I use the “Farewell Address” chiefly to remind students about important changes and continuities in U.S. foreign policy since the days of the early republic, using Washington’s ideas as well as many of the words supplied by James Madison and Alexander Hamilton. As a short assignment, characteristic of how I try to engage students with primary sources, I ask them to identify the several passages they consider most important and to explain why. I also ask them what they infer about the American political scene in the 1790s, or at least about Washington’s view of that scene.
The version of Washington’s remarks that I employ for this purpose is the much-abridged version appearing in Thomas P. Brockway’s Basic Documents in United States Foreign Policy, rev. ed. (New York: D. Van Nostrand, 1968), 16-18, which appears immediately below. In the subsequent Bibliography is a link to the full address, published as a Senate Document in 2000. — R. H. Werking, U.S. Naval Academy
Ellis, Joseph J. Founding Brothers: The Revolutionary Generation. New York: 2001.

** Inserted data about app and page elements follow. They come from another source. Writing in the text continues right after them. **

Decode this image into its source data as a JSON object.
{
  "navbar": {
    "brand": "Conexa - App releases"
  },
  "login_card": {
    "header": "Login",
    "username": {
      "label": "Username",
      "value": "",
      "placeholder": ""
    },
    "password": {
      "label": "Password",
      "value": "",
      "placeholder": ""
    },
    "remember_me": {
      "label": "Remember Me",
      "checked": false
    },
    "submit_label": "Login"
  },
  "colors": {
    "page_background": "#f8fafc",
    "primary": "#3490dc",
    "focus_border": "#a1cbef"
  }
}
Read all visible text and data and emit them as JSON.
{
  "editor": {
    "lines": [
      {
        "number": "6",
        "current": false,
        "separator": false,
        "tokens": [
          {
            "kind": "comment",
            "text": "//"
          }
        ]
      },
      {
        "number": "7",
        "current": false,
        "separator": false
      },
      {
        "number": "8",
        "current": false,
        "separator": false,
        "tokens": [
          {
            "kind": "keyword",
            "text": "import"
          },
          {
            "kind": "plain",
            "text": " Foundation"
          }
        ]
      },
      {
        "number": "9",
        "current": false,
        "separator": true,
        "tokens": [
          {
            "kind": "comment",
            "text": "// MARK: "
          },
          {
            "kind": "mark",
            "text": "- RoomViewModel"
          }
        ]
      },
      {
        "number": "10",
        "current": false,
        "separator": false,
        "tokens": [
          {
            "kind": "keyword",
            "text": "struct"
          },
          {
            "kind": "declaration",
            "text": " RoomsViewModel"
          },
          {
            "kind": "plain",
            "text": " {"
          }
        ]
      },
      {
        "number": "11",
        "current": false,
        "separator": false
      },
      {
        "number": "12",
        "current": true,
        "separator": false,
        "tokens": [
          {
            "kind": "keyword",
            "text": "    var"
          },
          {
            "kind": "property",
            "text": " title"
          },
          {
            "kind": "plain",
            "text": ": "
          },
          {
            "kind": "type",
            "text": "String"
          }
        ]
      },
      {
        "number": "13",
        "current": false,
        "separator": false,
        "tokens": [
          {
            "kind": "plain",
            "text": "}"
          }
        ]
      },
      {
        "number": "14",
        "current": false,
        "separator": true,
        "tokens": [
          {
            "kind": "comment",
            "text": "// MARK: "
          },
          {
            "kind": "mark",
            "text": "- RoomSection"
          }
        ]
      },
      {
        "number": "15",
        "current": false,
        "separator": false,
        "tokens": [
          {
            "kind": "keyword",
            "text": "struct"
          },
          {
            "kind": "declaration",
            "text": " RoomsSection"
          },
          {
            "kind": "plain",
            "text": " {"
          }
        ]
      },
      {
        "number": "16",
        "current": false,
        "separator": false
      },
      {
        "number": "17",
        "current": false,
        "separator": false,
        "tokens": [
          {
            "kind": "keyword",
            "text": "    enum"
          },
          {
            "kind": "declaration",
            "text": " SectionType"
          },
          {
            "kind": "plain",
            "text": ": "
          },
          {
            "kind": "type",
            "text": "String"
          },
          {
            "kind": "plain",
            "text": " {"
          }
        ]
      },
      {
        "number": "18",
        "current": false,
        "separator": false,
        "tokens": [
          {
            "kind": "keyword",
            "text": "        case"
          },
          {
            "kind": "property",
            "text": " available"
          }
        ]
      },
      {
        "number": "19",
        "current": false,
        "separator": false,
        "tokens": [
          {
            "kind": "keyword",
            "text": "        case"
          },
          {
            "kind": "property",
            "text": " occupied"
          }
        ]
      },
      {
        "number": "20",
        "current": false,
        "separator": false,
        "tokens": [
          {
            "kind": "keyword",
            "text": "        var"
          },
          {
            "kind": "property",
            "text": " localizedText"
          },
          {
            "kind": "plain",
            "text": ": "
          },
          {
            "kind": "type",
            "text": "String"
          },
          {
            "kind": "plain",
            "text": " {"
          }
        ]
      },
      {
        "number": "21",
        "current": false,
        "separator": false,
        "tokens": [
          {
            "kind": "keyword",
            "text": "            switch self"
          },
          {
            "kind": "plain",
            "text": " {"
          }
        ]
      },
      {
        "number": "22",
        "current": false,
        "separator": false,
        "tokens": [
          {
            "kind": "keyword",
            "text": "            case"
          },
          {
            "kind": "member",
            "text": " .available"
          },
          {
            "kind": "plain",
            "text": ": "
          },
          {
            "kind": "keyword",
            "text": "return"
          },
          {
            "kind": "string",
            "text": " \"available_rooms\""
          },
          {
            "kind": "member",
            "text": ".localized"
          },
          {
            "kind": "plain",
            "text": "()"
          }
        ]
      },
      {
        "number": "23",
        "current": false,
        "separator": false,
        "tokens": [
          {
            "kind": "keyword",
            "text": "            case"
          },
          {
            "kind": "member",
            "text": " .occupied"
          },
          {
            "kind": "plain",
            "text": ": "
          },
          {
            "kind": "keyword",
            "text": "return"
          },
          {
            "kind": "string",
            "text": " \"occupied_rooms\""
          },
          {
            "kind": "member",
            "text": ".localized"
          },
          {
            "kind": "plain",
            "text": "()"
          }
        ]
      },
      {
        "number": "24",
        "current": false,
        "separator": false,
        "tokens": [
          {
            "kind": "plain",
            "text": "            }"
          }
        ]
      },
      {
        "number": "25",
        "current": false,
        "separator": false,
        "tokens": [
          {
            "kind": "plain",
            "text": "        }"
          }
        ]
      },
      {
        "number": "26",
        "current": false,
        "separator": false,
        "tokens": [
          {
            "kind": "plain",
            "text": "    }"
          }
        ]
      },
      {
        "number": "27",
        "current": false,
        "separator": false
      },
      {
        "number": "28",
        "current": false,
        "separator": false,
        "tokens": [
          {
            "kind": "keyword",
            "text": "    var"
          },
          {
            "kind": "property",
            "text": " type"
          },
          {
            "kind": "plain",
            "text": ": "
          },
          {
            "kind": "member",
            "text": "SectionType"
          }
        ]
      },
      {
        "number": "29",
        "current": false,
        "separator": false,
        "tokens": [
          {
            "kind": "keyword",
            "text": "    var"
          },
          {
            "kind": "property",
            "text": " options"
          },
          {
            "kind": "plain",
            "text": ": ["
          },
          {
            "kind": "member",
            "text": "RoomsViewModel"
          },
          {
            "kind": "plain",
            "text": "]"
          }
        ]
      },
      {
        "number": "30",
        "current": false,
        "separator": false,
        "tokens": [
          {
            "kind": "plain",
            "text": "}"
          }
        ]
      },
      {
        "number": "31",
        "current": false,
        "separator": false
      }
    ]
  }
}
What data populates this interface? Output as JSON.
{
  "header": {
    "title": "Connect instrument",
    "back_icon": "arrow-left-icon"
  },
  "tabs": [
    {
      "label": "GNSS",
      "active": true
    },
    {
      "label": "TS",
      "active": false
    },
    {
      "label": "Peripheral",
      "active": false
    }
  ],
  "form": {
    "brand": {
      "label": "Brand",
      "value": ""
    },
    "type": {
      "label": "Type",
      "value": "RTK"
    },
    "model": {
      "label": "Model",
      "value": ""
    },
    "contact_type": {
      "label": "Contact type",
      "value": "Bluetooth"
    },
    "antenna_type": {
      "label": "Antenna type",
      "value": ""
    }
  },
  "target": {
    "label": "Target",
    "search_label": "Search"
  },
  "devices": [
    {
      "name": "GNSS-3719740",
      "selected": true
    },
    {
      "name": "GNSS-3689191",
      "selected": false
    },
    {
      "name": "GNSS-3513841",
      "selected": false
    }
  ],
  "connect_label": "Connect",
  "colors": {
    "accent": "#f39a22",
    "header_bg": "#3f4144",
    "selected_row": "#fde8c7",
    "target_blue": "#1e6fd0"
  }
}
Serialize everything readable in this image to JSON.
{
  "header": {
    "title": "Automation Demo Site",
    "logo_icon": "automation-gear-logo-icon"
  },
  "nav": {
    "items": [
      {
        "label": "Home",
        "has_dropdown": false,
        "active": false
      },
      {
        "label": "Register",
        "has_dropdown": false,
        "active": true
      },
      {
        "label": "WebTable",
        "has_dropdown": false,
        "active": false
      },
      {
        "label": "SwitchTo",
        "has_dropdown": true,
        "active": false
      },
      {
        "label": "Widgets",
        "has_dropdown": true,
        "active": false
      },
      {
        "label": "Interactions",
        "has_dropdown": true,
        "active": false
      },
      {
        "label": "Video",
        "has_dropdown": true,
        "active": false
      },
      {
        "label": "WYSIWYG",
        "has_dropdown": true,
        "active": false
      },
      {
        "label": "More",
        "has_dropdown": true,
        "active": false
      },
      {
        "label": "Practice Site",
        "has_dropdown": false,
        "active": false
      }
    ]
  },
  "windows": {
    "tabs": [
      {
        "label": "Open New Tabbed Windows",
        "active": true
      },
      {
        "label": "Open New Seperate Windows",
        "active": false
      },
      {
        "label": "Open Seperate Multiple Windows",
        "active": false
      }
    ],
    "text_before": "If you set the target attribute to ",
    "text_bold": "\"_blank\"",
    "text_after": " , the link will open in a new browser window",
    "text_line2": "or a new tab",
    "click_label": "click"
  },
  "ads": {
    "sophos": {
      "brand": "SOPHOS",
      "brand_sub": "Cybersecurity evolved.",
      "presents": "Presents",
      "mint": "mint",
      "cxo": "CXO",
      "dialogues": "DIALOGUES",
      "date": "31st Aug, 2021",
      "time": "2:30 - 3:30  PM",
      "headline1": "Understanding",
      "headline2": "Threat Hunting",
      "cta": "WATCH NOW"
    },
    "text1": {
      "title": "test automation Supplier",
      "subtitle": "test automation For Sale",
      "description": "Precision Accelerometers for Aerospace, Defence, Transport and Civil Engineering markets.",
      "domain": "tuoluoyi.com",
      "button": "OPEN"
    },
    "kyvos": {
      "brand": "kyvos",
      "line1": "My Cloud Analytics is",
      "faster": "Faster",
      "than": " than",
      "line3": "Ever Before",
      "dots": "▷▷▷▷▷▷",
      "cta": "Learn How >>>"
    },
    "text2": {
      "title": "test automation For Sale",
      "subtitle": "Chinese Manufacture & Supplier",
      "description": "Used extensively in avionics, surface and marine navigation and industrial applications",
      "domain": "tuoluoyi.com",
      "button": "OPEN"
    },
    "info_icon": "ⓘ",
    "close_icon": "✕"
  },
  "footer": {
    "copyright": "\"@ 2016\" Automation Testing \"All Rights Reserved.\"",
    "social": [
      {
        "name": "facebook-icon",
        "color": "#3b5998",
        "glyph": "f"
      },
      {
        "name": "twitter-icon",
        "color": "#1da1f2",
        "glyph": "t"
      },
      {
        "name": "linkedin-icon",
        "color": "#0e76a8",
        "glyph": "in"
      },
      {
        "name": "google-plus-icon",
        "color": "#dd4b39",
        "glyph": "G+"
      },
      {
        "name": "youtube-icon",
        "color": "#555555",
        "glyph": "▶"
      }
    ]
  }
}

Gilbert, Felix. The Beginnings of American Foreign Policy: To the Farewell Address. New York: 1965. (Originally published in 1961 under the title: To the Farewell Address: Ideas of American Foreign Policy)
U.S. Senate, Historical Office, “February 22, 1862: Washington’s Farewell Address.” (Discusses the annual tradition (since 1896) of a U.S. senator reading aloud the Farewell Address on Washington’s birthday.)
 On this point, see Joseph Ellis, Founding Brothers, 148.